Helldivers 2 players save democracy by turning a planet into an ominous black hole that makes whale noises: Which is fine and normal and not a wormhole to the Illuminate, stop asking

The Super Earth Spokesperson from Helldivers 2 looks nervously over his shoulder, while stood in front of a very democratic-looking "black hole" in Helldivers 2.
(Image credit: Arrowhead Games)

The latest Helldivers 2 major order has had some issues—but fair play to Arrowhead, the climax of said order is very dang cool, and far better than the lack of rewards offered for the Menkent Line.

In case you've not been keeping up with your Super Earth-mandated news broadcasts, last week divers were deployed to Meridia, the site of a super colony of Terminids. They were instructed to inject dark fluid, an experimental substance that spaghettified some scientists and was "liberated from the Illuminate following the First Galactic War", into the planet's crust.

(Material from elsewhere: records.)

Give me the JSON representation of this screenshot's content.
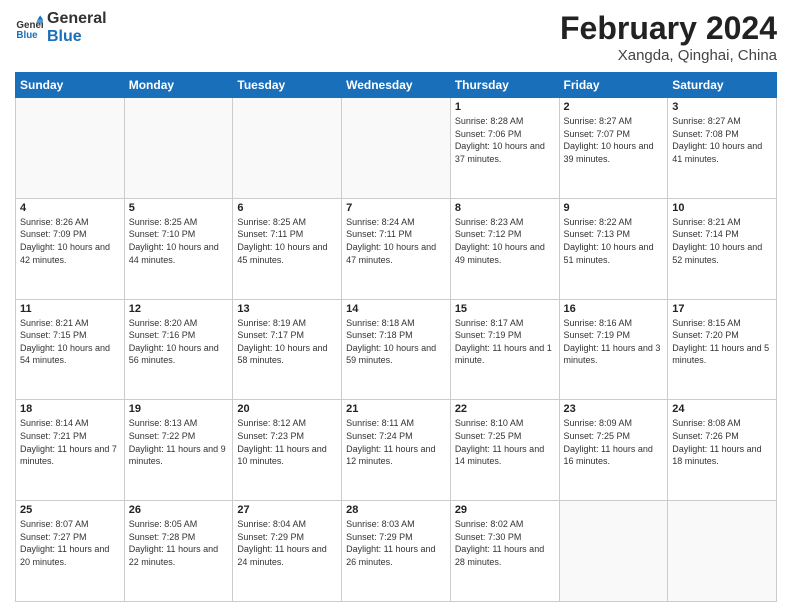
{
  "header": {
    "logo_line1": "General",
    "logo_line2": "Blue",
    "month_title": "February 2024",
    "subtitle": "Xangda, Qinghai, China"
  },
  "weekdays": [
    "Sunday",
    "Monday",
    "Tuesday",
    "Wednesday",
    "Thursday",
    "Friday",
    "Saturday"
  ],
  "weeks": [
    [
      {
        "day": "",
        "info": ""
      },
      {
        "day": "",
        "info": ""
      },
      {
        "day": "",
        "info": ""
      },
      {
        "day": "",
        "info": ""
      },
      {
        "day": "1",
        "info": "Sunrise: 8:28 AM\nSunset: 7:06 PM\nDaylight: 10 hours\nand 37 minutes."
      },
      {
        "day": "2",
        "info": "Sunrise: 8:27 AM\nSunset: 7:07 PM\nDaylight: 10 hours\nand 39 minutes."
      },
      {
        "day": "3",
        "info": "Sunrise: 8:27 AM\nSunset: 7:08 PM\nDaylight: 10 hours\nand 41 minutes."
      }
    ],
    [
      {
        "day": "4",
        "info": "Sunrise: 8:26 AM\nSunset: 7:09 PM\nDaylight: 10 hours\nand 42 minutes."
      },
      {
        "day": "5",
        "info": "Sunrise: 8:25 AM\nSunset: 7:10 PM\nDaylight: 10 hours\nand 44 minutes."
      },
      {
        "day": "6",
        "info": "Sunrise: 8:25 AM\nSunset: 7:11 PM\nDaylight: 10 hours\nand 45 minutes."
      },
      {
        "day": "7",
        "info": "Sunrise: 8:24 AM\nSunset: 7:11 PM\nDaylight: 10 hours\nand 47 minutes."
      },
      {
        "day": "8",
        "info": "Sunrise: 8:23 AM\nSunset: 7:12 PM\nDaylight: 10 hours\nand 49 minutes."
      },
      {
        "day": "9",
        "info": "Sunrise: 8:22 AM\nSunset: 7:13 PM\nDaylight: 10 hours\nand 51 minutes."
      },
      {
        "day": "10",
        "info": "Sunrise: 8:21 AM\nSunset: 7:14 PM\nDaylight: 10 hours\nand 52 minutes."
      }
    ],
    [
      {
        "day": "11",
        "info": "Sunrise: 8:21 AM\nSunset: 7:15 PM\nDaylight: 10 hours\nand 54 minutes."
      },
      {
        "day": "12",
        "info": "Sunrise: 8:20 AM\nSunset: 7:16 PM\nDaylight: 10 hours\nand 56 minutes."
      },
      {
        "day": "13",
        "info": "Sunrise: 8:19 AM\nSunset: 7:17 PM\nDaylight: 10 hours\nand 58 minutes."
      },
      {
        "day": "14",
        "info": "Sunrise: 8:18 AM\nSunset: 7:18 PM\nDaylight: 10 hours\nand 59 minutes."
      },
      {
        "day": "15",
        "info": "Sunrise: 8:17 AM\nSunset: 7:19 PM\nDaylight: 11 hours\nand 1 minute."
      },
      {
        "day": "16",
        "info": "Sunrise: 8:16 AM\nSunset: 7:19 PM\nDaylight: 11 hours\nand 3 minutes."
      },
      {
        "day": "17",
        "info": "Sunrise: 8:15 AM\nSunset: 7:20 PM\nDaylight: 11 hours\nand 5 minutes."
      }
    ],
    [
      {
        "day": "18",
        "info": "Sunrise: 8:14 AM\nSunset: 7:21 PM\nDaylight: 11 hours\nand 7 minutes."
      },
      {
        "day": "19",
        "info": "Sunrise: 8:13 AM\nSunset: 7:22 PM\nDaylight: 11 hours\nand 9 minutes."
      },
      {
        "day": "20",
        "info": "Sunrise: 8:12 AM\nSunset: 7:23 PM\nDaylight: 11 hours\nand 10 minutes."
      },
      {
        "day": "21",
        "info": "Sunrise: 8:11 AM\nSunset: 7:24 PM\nDaylight: 11 hours\nand 12 minutes."
      },
      {
        "day": "22",
        "info": "Sunrise: 8:10 AM\nSunset: 7:25 PM\nDaylight: 11 hours\nand 14 minutes."
      },
      {
        "day": "23",
        "info": "Sunrise: 8:09 AM\nSunset: 7:25 PM\nDaylight: 11 hours\nand 16 minutes."
      },
      {
        "day": "24",
        "info": "Sunrise: 8:08 AM\nSunset: 7:26 PM\nDaylight: 11 hours\nand 18 minutes."
      }
    ],
    [
      {
        "day": "25",
        "info": "Sunrise: 8:07 AM\nSunset: 7:27 PM\nDaylight: 11 hours\nand 20 minutes."
      },
      {
        "day": "26",
        "info": "Sunrise: 8:05 AM\nSunset: 7:28 PM\nDaylight: 11 hours\nand 22 minutes."
      },
      {
        "day": "27",
        "info": "Sunrise: 8:04 AM\nSunset: 7:29 PM\nDaylight: 11 hours\nand 24 minutes."
      },
      {
        "day": "28",
        "info": "Sunrise: 8:03 AM\nSunset: 7:29 PM\nDaylight: 11 hours\nand 26 minutes."
      },
      {
        "day": "29",
        "info": "Sunrise: 8:02 AM\nSunset: 7:30 PM\nDaylight: 11 hours\nand 28 minutes."
      },
      {
        "day": "",
        "info": ""
      },
      {
        "day": "",
        "info": ""
      }
    ]
  ]
}
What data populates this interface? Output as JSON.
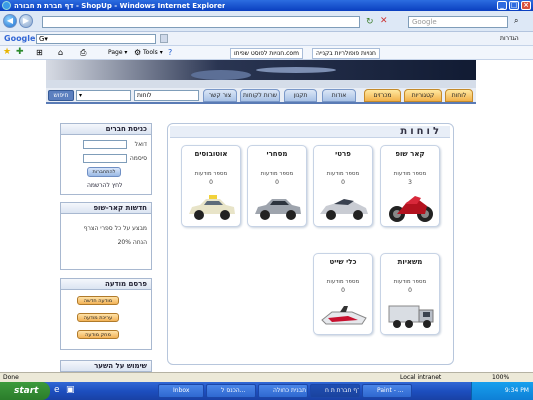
{
  "window": {
    "title": "דף חברת ת חבורה - ShopUp - Windows Internet Explorer",
    "min": "_",
    "max": "□",
    "close": "×"
  },
  "address": {
    "url": "",
    "search_placeholder": "Google"
  },
  "google_bar": {
    "logo": "Google",
    "g_label": "G▾",
    "right_label": "הגדרות"
  },
  "favorites": {
    "tabs": [
      "חנויות לפוסט שפיתו.com",
      "חנויות פופולריות בקנייה"
    ],
    "page_label": "Page ▾",
    "tools_label": "Tools ▾"
  },
  "nav": {
    "tabs": [
      "לוחות",
      "קטגוריות",
      "מכרזים",
      "אודות",
      "תקנון",
      "שרות לקוחות",
      "צור קשר"
    ],
    "search_value": "לוחות",
    "go_label": "חיפוש"
  },
  "members": {
    "title": "כניסת חברים",
    "email_label": "דואל",
    "password_label": "סיסמה",
    "login_btn": "להתחברות",
    "register_link": "לחץ להרשמה"
  },
  "news": {
    "title": "חדשות קאר-שופ",
    "line1": "מבצע על כל ספרי הצרף",
    "line2": "20% הנחה"
  },
  "ads": {
    "title": "פרסם מודעה",
    "btn1": "מודעה חדשה",
    "btn2": "עריכת מודעה",
    "btn3": "מחק מודעה"
  },
  "lower_box": {
    "title": "שימוש על השער"
  },
  "boards": {
    "title": "לוחות",
    "cards": [
      {
        "title": "קאר שופ",
        "sub": "מספר מודעות",
        "count": "3",
        "icon": "motorcycle-icon"
      },
      {
        "title": "פרטי",
        "sub": "מספר מודעות",
        "count": "0",
        "icon": "sportscar-icon"
      },
      {
        "title": "מסחרי",
        "sub": "מספר מודעות",
        "count": "0",
        "icon": "sedan-icon"
      },
      {
        "title": "אוטובוסים",
        "sub": "מספר מודעות",
        "count": "0",
        "icon": "taxi-icon"
      },
      {
        "title": "משאיות",
        "sub": "מספר מודעות",
        "count": "0",
        "icon": "truck-icon"
      },
      {
        "title": "כלי שייט",
        "sub": "מספר מודעות",
        "count": "0",
        "icon": "jetski-icon"
      }
    ]
  },
  "status": {
    "left": "Done",
    "zone": "Local intranet",
    "zoom": "100%"
  },
  "taskbar": {
    "start": "start",
    "tasks": [
      "Inbox",
      "הכנס ל...",
      "תבנית כחולה",
      "דף חברת ת ח...",
      "Paint - ..."
    ],
    "clock": "9:34 PM"
  },
  "colors": {
    "title_blue": "#0a3fbf",
    "tab_orange": "#f2b24b",
    "nav_line": "#5a7bb5"
  }
}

The Illuminate are a missing faction from Helldivers 1 that has yet to teleport their Protoss-adjacent butts into the sequel. But it's fine. We treated the dark fluid with three separate democracy baths and homoeopathic liberty injections, then let it stew while listening to the Super Earth national anthem. It's all good.

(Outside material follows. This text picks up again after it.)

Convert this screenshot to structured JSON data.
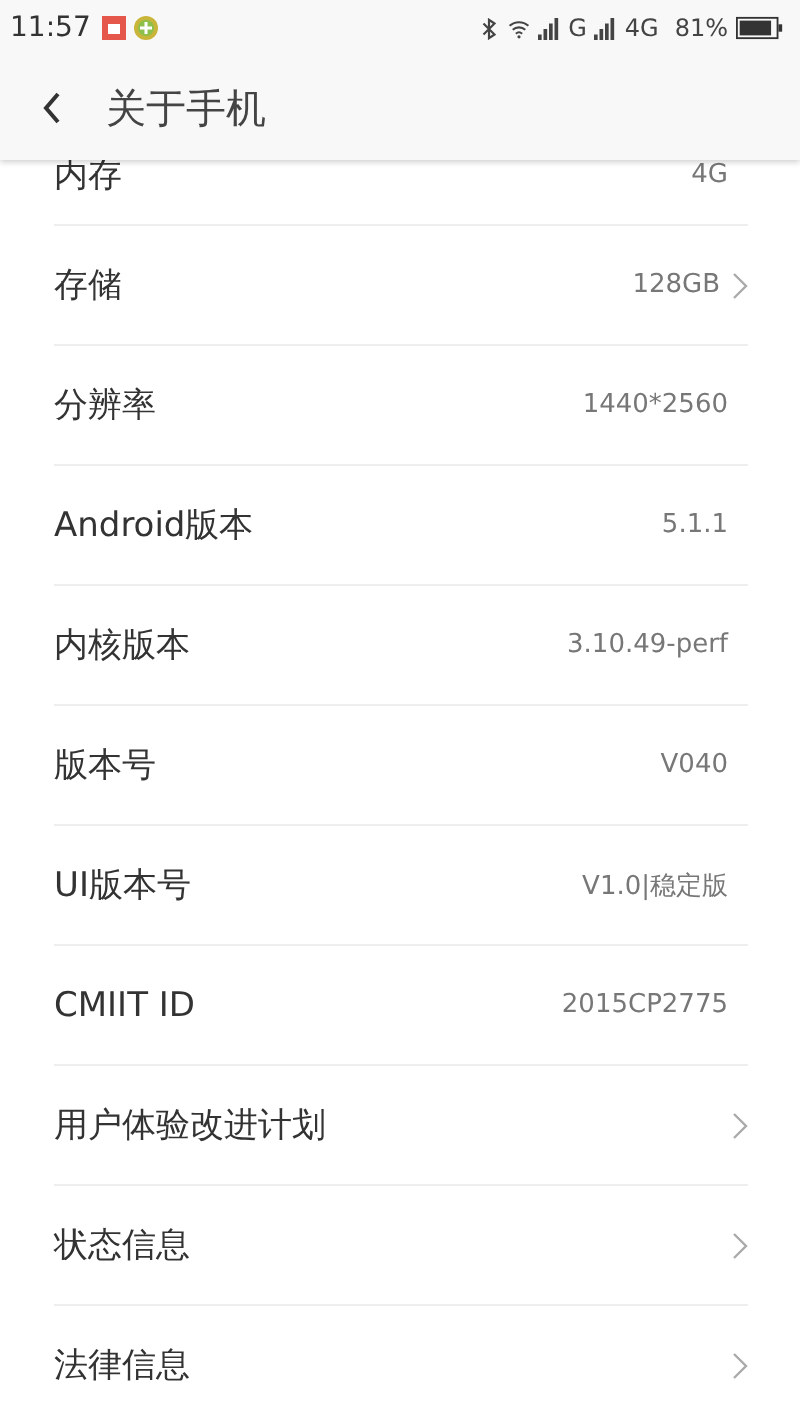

Upon completing the major order, however, Helldivers 2 players were immediately ejected out of the planet's orbit and delivered the following cutscene on the galactic map—captured courtesy of red-blooded patriot Interjessing-Salary on the game's subreddit.

This is what happened if you were in orbit around Meridia when the MO completed + bonus after from r/Helldivers

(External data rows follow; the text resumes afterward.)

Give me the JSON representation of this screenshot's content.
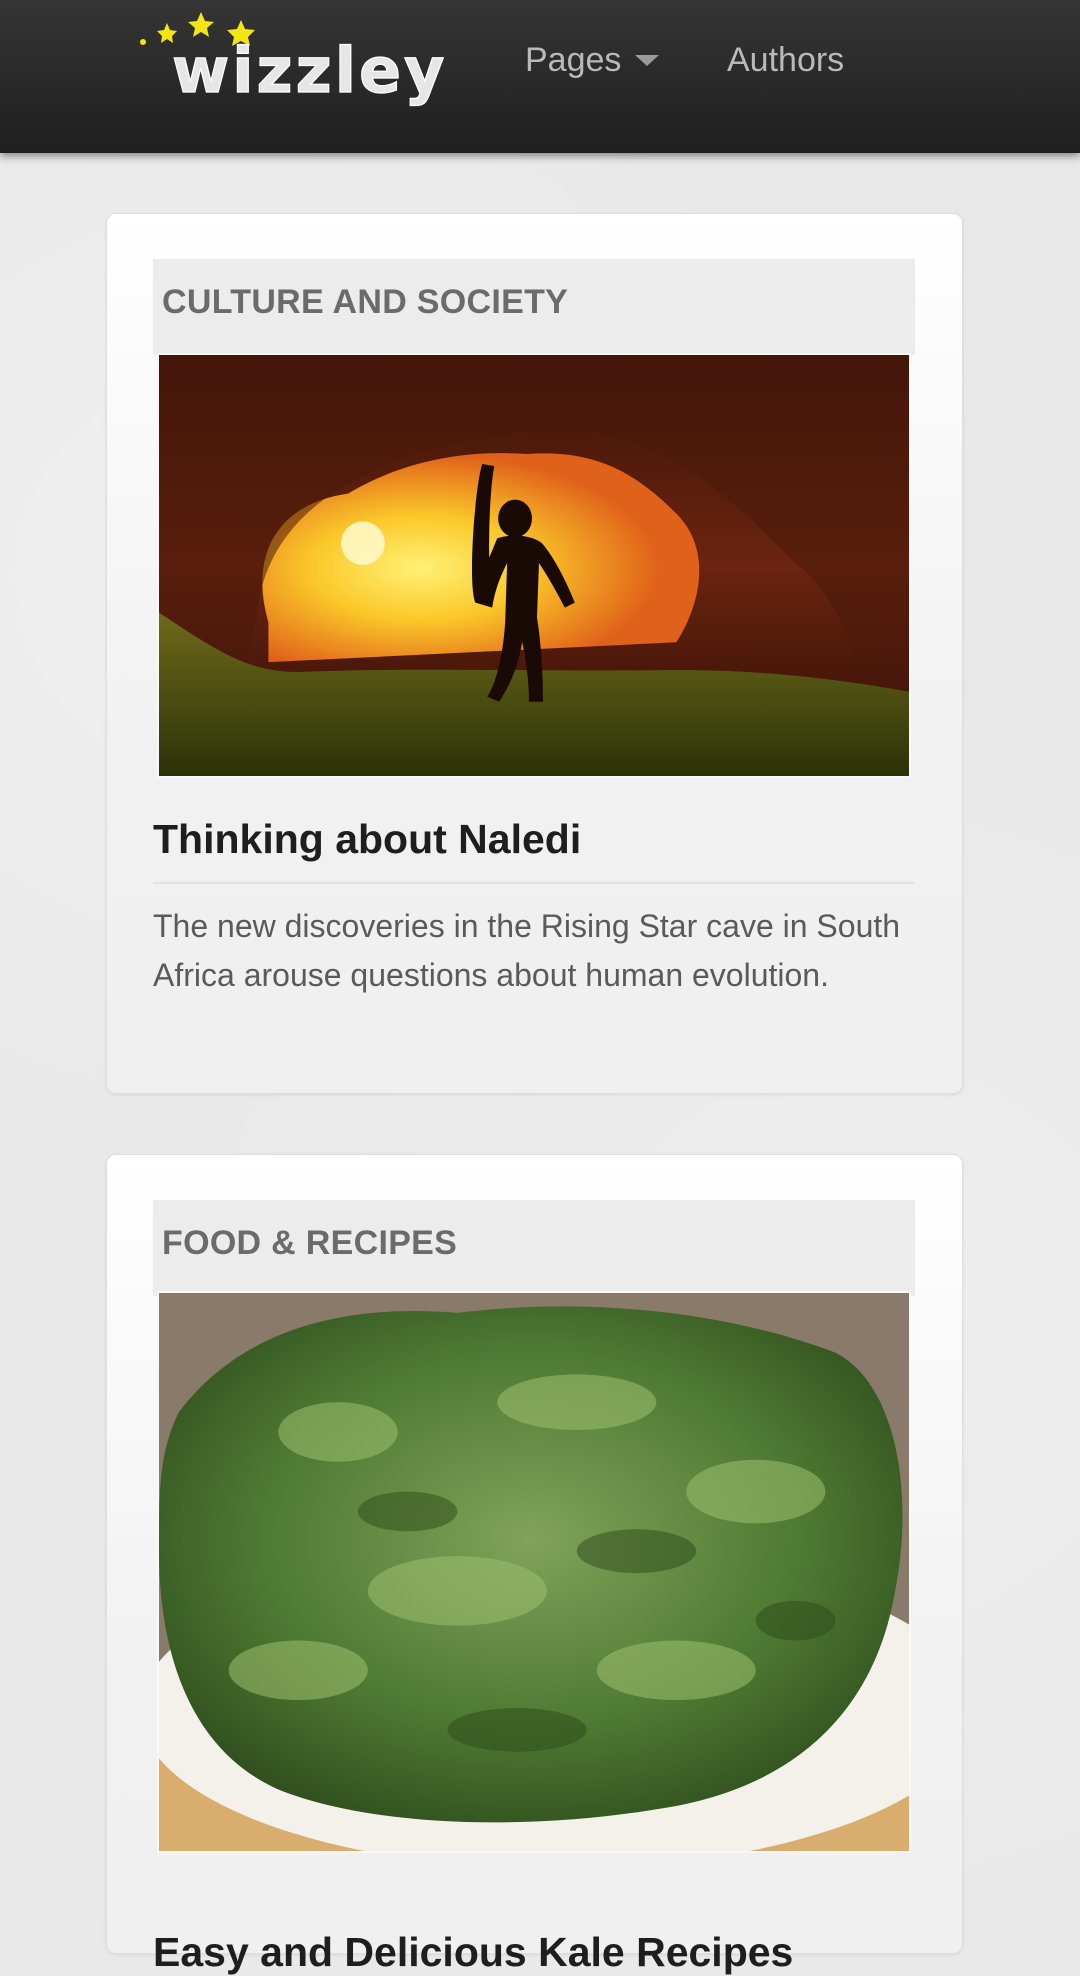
{
  "navbar": {
    "brand": "wizzley",
    "menu": [
      {
        "label": "Pages",
        "icon": "caret-down-icon"
      },
      {
        "label": "Authors"
      }
    ]
  },
  "articles": [
    {
      "category": "CULTURE AND SOCIETY",
      "title": "Thinking about Naledi",
      "description": "The new discoveries in the Rising Star cave in South Africa arouse questions about human evolution."
    },
    {
      "category": "FOOD & RECIPES",
      "title": "Easy and Delicious Kale Recipes"
    }
  ]
}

The dark fluid worked, yay! The dark fluid worked, oh no.

Arrowhead, instead of just cutting off Meridia from the Galactic Map, has graciously allowed brave divers to return to the site of their victory, where they may stare (democratically) into the yawning, dark abyss. While it is, essentially, a pretty series of particle effects and some gorgeous sound design, it's still a super cool and concrete cause-to-effect for a major order. It also makes whale noises, which is uh… that's probably normal, right?

Nearly three minutes listening to the void, these sounds don't sound very democratic to me from r/Helldivers

Still, the victory dialogue for the major order seeks to reassure divers: "The Supercolony has been destroyed. In its place, a beautiful black hole remains, drawing in every Terminid spore within several billion kilometres. Interstellar spore levels have already sharply decreased in every system. The destruction of Meridia came not a moment too soon … Containment is now once again possible."

Now, not to question the wisdom of Super Earth, but I can't help but look at the following words "the Moradesh Research Facility [where we made the stuff] has been decommissioned" without wondering why. After all, the black hole is beautiful—freedom was dispensed, right? Unless, you know, it was never supposed to do any of that.

(Image credit: Arrowhead Games)

As pointed out by spacer sleuth Khoakuma: "A mass of a typical planet cannot produce a black hole that big. You need to compress the mass of the Earth into the size of a pea (about 9mm) in order to turn it into a black hole." They then note that E-710, the fuel that Terminids just so happen to bleed, is used in FTL drives. "It's probably a wormhole lol. Super Earth high command is shitting their pants right now. Meridia should have shrunk into nothingness."

So just to lay it all out there. The black hole makes whale noises. It's way too big to be a black hole. It was formed by the FTL-engine-fuelling blood of billions of Terminids, and immediately after an incredible victory for Super Earth, the factory that was producing dark fluid shut everything down never to be repeated again. Houston, I think we might have a problem.

Harvey Randall
Staff Writer

Harvey's history with games started when he first begged his parents for a World of Warcraft subscription aged 12, though he's since been cursed with Final Fantasy 14-brain and a huge crush on G'raha Tia. He made his start as a freelancer, writing for websites like Techradar, The Escapist, Dicebreaker, The Gamer, Into the Spine—and of course, PC Gamer. He'll sink his teeth into anything that looks interesting, though he has a soft spot for RPGs, soulslikes, roguelikes, deckbuilders, MMOs, and weird indie titles. He also plays a shelf load of TTRPGs in his offline time. Don't ask him what his favourite system is, he has too many.